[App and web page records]
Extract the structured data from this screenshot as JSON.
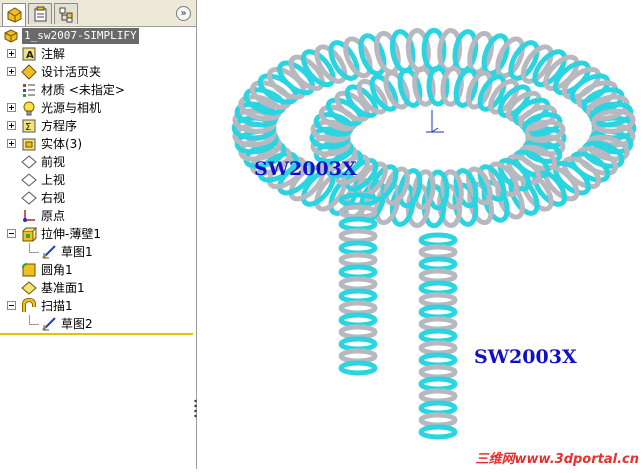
{
  "feature_tree": {
    "root_label": "1_sw2007-SIMPLIFY",
    "items": [
      {
        "label": "注解",
        "icon": "annotation-icon",
        "expandable": true
      },
      {
        "label": "设计活页夹",
        "icon": "design-binder-icon",
        "expandable": true
      },
      {
        "label": "材质 <未指定>",
        "icon": "material-icon",
        "expandable": false
      },
      {
        "label": "光源与相机",
        "icon": "lights-camera-icon",
        "expandable": true
      },
      {
        "label": "方程序",
        "icon": "equations-icon",
        "expandable": true
      },
      {
        "label": "实体(3)",
        "icon": "solid-bodies-icon",
        "expandable": true
      },
      {
        "label": "前视",
        "icon": "plane-icon",
        "expandable": false
      },
      {
        "label": "上视",
        "icon": "plane-icon",
        "expandable": false
      },
      {
        "label": "右视",
        "icon": "plane-icon",
        "expandable": false
      },
      {
        "label": "原点",
        "icon": "origin-icon",
        "expandable": false
      },
      {
        "label": "拉伸-薄壁1",
        "icon": "extrude-icon",
        "expandable": true,
        "expanded": true
      },
      {
        "label": "草图1",
        "icon": "sketch-icon",
        "child": true
      },
      {
        "label": "圆角1",
        "icon": "fillet-icon",
        "expandable": false
      },
      {
        "label": "基准面1",
        "icon": "plane-icon",
        "expandable": false
      },
      {
        "label": "扫描1",
        "icon": "sweep-icon",
        "expandable": true,
        "expanded": true
      },
      {
        "label": "草图2",
        "icon": "sketch-icon",
        "child": true
      }
    ]
  },
  "tabs": [
    {
      "name": "feature-manager-tab",
      "icon": "feature-manager-icon",
      "active": true
    },
    {
      "name": "property-manager-tab",
      "icon": "property-manager-icon",
      "active": false
    },
    {
      "name": "configuration-manager-tab",
      "icon": "configuration-manager-icon",
      "active": false
    }
  ],
  "collapse_button": "»",
  "viewport": {
    "label_top": "SW2003X",
    "label_bottom": "SW2003X",
    "watermark": "三维网www.3dportal.cn"
  },
  "colors": {
    "coil_cyan": "#2ad4e0",
    "coil_gray": "#b8b8c0",
    "label_blue": "#1010c8",
    "watermark_red": "#e83030"
  }
}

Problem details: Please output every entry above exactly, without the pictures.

Expected answer:
Extract the structured data from this screenshot as JSON.
{
  "feature_tree": {
    "root_label": "1_sw2007-SIMPLIFY",
    "items": [
      {
        "label": "注解",
        "icon": "annotation-icon",
        "expandable": true
      },
      {
        "label": "设计活页夹",
        "icon": "design-binder-icon",
        "expandable": true
      },
      {
        "label": "材质 <未指定>",
        "icon": "material-icon",
        "expandable": false
      },
      {
        "label": "光源与相机",
        "icon": "lights-camera-icon",
        "expandable": true
      },
      {
        "label": "方程序",
        "icon": "equations-icon",
        "expandable": true
      },
      {
        "label": "实体(3)",
        "icon": "solid-bodies-icon",
        "expandable": true
      },
      {
        "label": "前视",
        "icon": "plane-icon",
        "expandable": false
      },
      {
        "label": "上视",
        "icon": "plane-icon",
        "expandable": false
      },
      {
        "label": "右视",
        "icon": "plane-icon",
        "expandable": false
      },
      {
        "label": "原点",
        "icon": "origin-icon",
        "expandable": false
      },
      {
        "label": "拉伸-薄壁1",
        "icon": "extrude-icon",
        "expandable": true,
        "expanded": true
      },
      {
        "label": "草图1",
        "icon": "sketch-icon",
        "child": true
      },
      {
        "label": "圆角1",
        "icon": "fillet-icon",
        "expandable": false
      },
      {
        "label": "基准面1",
        "icon": "plane-icon",
        "expandable": false
      },
      {
        "label": "扫描1",
        "icon": "sweep-icon",
        "expandable": true,
        "expanded": true
      },
      {
        "label": "草图2",
        "icon": "sketch-icon",
        "child": true
      }
    ]
  },
  "tabs": [
    {
      "name": "feature-manager-tab",
      "icon": "feature-manager-icon",
      "active": true
    },
    {
      "name": "property-manager-tab",
      "icon": "property-manager-icon",
      "active": false
    },
    {
      "name": "configuration-manager-tab",
      "icon": "configuration-manager-icon",
      "active": false
    }
  ],
  "collapse_button": "»",
  "viewport": {
    "label_top": "SW2003X",
    "label_bottom": "SW2003X",
    "watermark": "三维网www.3dportal.cn"
  },
  "colors": {
    "coil_cyan": "#2ad4e0",
    "coil_gray": "#b8b8c0",
    "label_blue": "#1010c8",
    "watermark_red": "#e83030"
  }
}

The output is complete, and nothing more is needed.